When it's time for counselling to come to an end.
Making the decision to end in counselling can be extremely challenging. When a counselling relationship is strong and the process has been powerful, it can be hard to imagine saying goodbye. When early in a counselling relationship the idea of ending can be particularly scary. Yet, right from the beginning, we both know that this relationship will come to an end.
A successful and powerful counselling process can be remarkably short, sometimes just a few weeks. Others see counselling as more of a way of life, like going to the gym once a week but instead of focussing on physical health they want to work on their mental health. There is no right amount of time to be in therapy but if the process has served a purpose and is not as helpful as it once was, perhaps it is time to take a pause.
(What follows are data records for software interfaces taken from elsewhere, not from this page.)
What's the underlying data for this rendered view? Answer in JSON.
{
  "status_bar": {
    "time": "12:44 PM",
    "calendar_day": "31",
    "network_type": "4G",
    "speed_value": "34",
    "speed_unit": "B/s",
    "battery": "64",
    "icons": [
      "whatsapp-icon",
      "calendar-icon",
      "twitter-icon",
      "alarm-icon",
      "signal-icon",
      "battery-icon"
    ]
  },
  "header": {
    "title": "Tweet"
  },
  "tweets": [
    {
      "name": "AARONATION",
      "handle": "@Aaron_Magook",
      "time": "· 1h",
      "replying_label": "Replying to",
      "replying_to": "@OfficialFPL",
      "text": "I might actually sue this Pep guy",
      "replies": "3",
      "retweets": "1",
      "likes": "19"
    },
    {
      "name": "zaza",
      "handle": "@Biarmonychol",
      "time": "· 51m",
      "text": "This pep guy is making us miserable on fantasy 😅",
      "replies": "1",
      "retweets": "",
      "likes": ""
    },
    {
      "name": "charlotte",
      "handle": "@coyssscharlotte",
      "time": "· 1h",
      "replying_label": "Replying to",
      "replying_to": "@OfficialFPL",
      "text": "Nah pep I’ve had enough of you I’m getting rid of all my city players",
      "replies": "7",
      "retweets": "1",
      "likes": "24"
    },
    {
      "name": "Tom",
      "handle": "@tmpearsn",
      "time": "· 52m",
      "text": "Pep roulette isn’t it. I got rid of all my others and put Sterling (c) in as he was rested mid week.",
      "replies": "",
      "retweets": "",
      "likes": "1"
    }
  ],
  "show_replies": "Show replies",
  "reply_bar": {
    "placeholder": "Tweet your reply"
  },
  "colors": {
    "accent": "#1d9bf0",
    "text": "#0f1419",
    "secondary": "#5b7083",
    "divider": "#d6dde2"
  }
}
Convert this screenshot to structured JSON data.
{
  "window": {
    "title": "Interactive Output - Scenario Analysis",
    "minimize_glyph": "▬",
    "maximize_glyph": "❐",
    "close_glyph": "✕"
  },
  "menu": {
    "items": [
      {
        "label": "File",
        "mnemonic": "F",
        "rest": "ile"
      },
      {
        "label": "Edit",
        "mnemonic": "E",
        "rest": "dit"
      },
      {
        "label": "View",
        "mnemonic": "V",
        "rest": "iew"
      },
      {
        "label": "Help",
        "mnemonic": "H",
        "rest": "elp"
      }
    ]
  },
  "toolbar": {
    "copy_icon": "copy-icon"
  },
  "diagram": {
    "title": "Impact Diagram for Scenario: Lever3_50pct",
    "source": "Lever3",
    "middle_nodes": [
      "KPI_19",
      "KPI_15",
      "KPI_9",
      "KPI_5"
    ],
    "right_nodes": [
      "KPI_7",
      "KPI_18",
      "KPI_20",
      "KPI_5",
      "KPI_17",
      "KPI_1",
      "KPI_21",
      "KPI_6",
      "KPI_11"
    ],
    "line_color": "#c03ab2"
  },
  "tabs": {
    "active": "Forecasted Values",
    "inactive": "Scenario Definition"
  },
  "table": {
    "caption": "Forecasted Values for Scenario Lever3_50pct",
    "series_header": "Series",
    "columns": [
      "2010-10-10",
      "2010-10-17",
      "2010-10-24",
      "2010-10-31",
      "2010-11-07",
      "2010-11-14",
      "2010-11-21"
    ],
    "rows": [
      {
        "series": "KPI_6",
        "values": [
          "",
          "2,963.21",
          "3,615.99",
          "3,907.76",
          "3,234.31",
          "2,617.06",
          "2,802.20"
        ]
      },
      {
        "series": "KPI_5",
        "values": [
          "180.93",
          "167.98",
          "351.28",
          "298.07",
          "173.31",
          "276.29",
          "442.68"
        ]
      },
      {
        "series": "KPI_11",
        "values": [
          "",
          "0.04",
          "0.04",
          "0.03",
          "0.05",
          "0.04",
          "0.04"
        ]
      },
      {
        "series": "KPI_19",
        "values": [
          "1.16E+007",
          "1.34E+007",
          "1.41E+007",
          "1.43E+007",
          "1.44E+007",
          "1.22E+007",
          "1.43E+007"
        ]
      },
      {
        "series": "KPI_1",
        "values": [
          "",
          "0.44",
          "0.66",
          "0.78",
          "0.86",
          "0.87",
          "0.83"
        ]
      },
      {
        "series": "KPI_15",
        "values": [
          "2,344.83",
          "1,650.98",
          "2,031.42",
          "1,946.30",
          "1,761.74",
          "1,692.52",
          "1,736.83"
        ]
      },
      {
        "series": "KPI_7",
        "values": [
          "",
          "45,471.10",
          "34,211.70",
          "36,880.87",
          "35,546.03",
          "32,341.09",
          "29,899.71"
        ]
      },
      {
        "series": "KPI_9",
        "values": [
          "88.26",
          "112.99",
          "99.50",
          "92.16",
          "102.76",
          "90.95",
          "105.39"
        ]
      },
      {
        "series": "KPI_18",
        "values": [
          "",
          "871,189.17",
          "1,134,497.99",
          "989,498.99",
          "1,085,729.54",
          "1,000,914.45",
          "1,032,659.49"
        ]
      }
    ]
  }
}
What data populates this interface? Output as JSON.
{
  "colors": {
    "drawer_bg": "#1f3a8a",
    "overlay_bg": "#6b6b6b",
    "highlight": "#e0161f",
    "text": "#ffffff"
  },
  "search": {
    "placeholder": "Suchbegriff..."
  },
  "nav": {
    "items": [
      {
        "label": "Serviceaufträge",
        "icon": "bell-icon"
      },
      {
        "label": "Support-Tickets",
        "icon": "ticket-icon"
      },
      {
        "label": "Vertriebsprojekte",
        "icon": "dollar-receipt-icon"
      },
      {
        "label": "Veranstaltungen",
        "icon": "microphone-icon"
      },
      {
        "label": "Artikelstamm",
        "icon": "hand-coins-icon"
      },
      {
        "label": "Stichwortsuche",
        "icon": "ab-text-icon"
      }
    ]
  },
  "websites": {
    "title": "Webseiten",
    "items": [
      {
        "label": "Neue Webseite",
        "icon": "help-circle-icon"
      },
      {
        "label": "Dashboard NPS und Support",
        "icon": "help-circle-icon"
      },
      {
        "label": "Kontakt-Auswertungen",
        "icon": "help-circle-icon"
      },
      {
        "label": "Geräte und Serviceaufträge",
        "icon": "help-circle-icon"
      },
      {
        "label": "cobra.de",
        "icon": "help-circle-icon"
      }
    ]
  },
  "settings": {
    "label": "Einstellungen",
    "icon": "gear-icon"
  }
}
From a counsellor’s perspective, I aim to keep ‘the ending’ in mind throughout the process. I incorporate regular reviews to monitor our progress and to ensure that you are happy with the way in which we are both working. As a part of that conversation, I always try to mention ‘the ending’. It’s not that I want you to leave but I also do not want the end to be a taboo. At the start, counselling can be a lifeline and there's nothing wrong with that! But it would be unethical for me to foster a relationship where a client is dependent upon the counselling for the rest of their lives. If you ever find yourself in counselling, you want to leave and the counsellor is trying to persuade you to stay, then there is something seriously wrong! Autonomy is something a counsellor should always prize and support in their clients.
The relationship between a client and a counsellor is quite unique. It is likely that you will know very little about your counsellor and you may have told them things about yourself that you have never said to anyone else. Despite this, you probably have quite a good sense of who your counsellor is. You have spent several hours alone with them and although it is a professional relationship it is also a personal one. In Person Centred Therapy, which is the modality of therapy that I practice, one of the main ideas is that the quality of the relationship makes the counselling effective. If you didn't get on with your counsellor, the counselling process probably would not have been quite so helpful.
An ending can take many forms. You might come back to counselling at different times in your life. You might book a session every few months to ‘check-in’ with yourself and focus on your mental health. You might take a pause, knowing that you plan to resume later in the year. You might walk out the door knowing that it’s the start of a new chapter and a permanent end is the right step for you.
Ending can be very painful and the likelihood is that both you and your counsellor will be experiencing a loss. But the ending can also be a clear benchmark of progress. You might miss your therapist, but you don’t need them. In fact, you feel confident that for the meantime, you can handle what life has to throw at you. Regardless of the loss, an ending can be a wonderful success.